• **SUPPLIED RECORDS**
#####
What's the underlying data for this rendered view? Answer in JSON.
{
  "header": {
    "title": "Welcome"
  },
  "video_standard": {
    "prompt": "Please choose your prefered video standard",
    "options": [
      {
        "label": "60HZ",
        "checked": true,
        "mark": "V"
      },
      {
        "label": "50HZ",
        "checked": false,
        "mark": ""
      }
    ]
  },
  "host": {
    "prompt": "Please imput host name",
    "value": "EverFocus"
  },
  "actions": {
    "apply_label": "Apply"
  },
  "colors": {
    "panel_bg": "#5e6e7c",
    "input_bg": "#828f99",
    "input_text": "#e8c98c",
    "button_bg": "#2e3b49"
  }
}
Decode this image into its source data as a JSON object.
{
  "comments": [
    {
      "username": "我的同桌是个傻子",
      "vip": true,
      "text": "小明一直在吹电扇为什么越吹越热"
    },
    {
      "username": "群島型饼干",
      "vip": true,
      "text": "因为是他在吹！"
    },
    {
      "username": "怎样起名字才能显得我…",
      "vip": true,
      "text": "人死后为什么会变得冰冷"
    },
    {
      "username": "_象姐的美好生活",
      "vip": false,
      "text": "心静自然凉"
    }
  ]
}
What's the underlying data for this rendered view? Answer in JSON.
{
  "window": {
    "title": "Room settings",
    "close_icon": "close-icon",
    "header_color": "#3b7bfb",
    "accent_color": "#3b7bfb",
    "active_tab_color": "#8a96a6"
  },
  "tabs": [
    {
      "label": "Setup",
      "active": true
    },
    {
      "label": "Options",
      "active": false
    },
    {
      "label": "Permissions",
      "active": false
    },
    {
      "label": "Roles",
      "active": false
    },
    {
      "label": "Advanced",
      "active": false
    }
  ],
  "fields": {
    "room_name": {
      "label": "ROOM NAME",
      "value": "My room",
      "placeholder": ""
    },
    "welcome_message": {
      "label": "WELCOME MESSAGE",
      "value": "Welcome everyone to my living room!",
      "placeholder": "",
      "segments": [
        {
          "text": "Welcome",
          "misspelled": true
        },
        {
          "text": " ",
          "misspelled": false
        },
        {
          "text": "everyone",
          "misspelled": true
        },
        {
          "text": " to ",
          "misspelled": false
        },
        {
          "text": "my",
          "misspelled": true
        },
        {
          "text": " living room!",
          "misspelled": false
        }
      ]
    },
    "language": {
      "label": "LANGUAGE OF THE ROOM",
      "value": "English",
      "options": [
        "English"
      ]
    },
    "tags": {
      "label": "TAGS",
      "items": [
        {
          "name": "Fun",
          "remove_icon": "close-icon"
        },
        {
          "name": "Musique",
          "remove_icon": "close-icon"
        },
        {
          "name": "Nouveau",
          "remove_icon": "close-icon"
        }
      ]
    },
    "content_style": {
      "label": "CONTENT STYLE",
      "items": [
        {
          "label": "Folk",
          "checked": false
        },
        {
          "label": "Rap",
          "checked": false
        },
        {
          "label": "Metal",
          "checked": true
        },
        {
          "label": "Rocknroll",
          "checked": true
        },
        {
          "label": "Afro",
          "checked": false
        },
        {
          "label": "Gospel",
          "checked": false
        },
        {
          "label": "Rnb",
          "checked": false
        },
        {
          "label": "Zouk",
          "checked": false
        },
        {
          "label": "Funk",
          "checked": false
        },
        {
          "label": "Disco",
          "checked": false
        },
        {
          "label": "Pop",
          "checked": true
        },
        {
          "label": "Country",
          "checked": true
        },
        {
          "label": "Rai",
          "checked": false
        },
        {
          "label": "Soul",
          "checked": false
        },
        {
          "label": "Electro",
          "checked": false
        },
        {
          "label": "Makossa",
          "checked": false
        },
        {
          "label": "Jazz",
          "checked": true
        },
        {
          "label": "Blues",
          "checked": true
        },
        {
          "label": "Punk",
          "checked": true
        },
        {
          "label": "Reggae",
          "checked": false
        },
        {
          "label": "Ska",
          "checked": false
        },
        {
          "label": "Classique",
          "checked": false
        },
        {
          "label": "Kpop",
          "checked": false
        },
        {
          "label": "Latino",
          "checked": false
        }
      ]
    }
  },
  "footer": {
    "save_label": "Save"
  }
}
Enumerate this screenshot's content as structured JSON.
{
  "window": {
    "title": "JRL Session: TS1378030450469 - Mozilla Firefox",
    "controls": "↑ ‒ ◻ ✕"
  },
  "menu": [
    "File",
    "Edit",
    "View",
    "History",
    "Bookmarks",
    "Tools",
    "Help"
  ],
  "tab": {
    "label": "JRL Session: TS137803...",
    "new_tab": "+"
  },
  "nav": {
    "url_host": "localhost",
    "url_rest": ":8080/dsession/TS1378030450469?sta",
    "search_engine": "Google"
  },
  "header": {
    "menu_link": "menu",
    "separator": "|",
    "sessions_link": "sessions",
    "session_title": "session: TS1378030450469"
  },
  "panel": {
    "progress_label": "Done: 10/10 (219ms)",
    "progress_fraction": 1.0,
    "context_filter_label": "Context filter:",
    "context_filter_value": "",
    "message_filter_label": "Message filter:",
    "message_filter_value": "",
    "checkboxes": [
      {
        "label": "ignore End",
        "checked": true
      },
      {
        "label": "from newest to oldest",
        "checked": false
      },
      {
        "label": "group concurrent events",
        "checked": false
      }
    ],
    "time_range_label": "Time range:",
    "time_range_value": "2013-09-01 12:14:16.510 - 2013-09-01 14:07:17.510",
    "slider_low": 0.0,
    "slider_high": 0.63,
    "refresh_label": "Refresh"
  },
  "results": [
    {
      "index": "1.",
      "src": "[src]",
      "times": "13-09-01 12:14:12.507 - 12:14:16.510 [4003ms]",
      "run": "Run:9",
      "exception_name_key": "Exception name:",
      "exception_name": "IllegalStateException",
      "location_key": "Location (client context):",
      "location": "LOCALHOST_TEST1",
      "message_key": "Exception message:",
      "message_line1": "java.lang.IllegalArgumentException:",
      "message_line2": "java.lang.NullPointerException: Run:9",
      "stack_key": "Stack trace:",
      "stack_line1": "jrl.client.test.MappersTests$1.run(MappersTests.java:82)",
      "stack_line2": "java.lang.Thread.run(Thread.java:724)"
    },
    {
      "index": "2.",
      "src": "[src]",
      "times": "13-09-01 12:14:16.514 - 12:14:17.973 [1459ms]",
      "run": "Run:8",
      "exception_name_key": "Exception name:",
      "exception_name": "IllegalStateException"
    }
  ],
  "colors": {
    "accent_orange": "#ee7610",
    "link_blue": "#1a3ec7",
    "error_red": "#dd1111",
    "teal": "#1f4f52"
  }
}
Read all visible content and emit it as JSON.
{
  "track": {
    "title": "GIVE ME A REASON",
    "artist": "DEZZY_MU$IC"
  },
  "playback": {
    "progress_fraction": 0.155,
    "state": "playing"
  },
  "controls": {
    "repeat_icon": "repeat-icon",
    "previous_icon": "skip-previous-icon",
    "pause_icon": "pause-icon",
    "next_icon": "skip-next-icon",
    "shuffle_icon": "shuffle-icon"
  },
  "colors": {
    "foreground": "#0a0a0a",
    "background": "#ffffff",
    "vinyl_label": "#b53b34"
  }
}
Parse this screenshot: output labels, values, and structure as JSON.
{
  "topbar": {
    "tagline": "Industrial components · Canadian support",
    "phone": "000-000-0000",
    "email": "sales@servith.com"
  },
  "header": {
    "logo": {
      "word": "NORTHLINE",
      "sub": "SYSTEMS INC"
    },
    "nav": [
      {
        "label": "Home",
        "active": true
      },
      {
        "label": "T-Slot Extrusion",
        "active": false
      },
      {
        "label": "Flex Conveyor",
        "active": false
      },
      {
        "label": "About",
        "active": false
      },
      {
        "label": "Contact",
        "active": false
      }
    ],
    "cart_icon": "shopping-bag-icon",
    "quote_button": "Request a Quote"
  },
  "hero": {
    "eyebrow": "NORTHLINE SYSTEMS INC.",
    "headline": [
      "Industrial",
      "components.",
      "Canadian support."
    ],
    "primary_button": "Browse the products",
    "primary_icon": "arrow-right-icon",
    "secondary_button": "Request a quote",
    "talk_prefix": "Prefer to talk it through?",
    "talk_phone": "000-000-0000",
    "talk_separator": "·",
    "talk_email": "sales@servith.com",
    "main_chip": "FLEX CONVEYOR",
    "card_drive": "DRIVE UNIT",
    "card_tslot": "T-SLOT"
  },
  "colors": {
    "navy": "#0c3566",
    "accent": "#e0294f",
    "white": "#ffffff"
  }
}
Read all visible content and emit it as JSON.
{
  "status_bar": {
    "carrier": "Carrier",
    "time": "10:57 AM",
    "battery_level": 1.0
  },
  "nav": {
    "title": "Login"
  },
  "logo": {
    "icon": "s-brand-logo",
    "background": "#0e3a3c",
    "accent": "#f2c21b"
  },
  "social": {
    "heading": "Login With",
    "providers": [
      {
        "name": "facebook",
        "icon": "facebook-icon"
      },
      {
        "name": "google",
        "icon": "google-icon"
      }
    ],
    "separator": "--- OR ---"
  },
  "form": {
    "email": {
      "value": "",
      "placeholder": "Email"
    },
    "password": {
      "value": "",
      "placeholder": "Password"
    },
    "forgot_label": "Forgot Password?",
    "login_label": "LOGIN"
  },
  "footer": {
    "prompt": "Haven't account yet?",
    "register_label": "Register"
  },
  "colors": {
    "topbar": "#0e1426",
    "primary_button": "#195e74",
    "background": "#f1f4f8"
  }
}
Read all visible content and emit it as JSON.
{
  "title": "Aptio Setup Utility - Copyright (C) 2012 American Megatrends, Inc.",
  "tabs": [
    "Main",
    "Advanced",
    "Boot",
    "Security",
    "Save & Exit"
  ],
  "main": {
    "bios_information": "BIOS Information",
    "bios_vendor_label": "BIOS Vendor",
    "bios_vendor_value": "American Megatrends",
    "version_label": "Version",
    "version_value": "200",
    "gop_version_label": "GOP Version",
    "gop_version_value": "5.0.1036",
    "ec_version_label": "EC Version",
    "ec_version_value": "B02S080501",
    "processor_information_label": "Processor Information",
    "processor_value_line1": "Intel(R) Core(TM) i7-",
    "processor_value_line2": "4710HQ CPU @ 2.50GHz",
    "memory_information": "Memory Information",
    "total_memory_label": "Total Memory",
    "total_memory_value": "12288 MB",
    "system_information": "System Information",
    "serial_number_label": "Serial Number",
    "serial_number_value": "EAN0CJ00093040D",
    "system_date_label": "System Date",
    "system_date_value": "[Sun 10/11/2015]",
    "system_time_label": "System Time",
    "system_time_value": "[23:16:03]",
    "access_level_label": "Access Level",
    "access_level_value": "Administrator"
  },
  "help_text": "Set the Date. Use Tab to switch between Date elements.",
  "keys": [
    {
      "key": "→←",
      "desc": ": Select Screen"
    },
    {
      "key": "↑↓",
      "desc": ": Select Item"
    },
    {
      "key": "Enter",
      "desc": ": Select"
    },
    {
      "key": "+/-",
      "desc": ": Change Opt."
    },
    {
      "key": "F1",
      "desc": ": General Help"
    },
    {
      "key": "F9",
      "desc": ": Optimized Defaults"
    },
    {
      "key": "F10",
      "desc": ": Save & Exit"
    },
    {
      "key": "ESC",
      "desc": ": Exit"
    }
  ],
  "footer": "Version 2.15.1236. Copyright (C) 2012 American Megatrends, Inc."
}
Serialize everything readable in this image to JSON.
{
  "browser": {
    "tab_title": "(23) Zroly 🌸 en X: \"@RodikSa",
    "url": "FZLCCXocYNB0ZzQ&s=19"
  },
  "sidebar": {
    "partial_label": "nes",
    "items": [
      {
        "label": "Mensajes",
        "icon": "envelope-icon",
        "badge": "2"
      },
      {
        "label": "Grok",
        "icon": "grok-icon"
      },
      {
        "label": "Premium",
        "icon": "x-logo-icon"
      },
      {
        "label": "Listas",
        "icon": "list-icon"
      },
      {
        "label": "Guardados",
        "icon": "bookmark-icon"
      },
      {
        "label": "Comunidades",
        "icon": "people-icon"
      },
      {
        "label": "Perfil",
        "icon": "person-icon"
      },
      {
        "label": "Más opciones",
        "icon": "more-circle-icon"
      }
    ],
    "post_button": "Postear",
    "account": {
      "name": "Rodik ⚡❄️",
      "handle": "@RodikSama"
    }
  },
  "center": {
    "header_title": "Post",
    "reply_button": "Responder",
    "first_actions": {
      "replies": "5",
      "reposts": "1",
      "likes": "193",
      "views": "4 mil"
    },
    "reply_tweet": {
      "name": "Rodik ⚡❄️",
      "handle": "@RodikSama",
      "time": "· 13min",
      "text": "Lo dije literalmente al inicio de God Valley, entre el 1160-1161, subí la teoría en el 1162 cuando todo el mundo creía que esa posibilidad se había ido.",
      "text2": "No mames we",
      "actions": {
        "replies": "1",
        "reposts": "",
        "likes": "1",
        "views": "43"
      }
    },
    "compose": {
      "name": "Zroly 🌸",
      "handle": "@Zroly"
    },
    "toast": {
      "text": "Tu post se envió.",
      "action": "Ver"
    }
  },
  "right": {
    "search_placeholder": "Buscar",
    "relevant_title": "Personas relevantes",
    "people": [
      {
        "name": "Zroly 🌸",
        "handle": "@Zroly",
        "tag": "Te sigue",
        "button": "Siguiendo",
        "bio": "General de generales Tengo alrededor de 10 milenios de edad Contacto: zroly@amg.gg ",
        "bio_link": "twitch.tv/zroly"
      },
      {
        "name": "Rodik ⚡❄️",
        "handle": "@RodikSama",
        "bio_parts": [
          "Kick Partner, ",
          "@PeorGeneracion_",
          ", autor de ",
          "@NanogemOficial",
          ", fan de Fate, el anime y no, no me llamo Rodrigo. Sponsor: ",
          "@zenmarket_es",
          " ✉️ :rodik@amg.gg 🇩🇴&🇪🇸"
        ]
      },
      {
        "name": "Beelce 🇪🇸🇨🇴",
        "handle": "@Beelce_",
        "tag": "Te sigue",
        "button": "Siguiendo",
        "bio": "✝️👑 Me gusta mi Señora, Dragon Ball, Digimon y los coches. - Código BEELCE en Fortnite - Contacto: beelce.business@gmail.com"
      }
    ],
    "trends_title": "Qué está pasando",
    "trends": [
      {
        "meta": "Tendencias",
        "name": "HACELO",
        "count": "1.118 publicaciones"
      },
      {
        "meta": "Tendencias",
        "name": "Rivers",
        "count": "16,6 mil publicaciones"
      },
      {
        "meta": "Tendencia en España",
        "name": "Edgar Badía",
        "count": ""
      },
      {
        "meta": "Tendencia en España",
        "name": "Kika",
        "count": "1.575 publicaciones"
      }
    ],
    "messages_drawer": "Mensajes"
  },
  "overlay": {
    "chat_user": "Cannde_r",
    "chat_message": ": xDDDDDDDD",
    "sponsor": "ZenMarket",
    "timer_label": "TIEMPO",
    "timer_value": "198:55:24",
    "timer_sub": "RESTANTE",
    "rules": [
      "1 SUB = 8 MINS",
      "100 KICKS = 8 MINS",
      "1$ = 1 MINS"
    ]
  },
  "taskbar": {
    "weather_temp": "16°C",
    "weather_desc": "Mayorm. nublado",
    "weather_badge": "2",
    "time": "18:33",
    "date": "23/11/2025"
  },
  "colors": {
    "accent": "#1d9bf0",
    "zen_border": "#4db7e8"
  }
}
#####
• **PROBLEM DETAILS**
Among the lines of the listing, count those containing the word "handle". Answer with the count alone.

• **RESPONSE**
6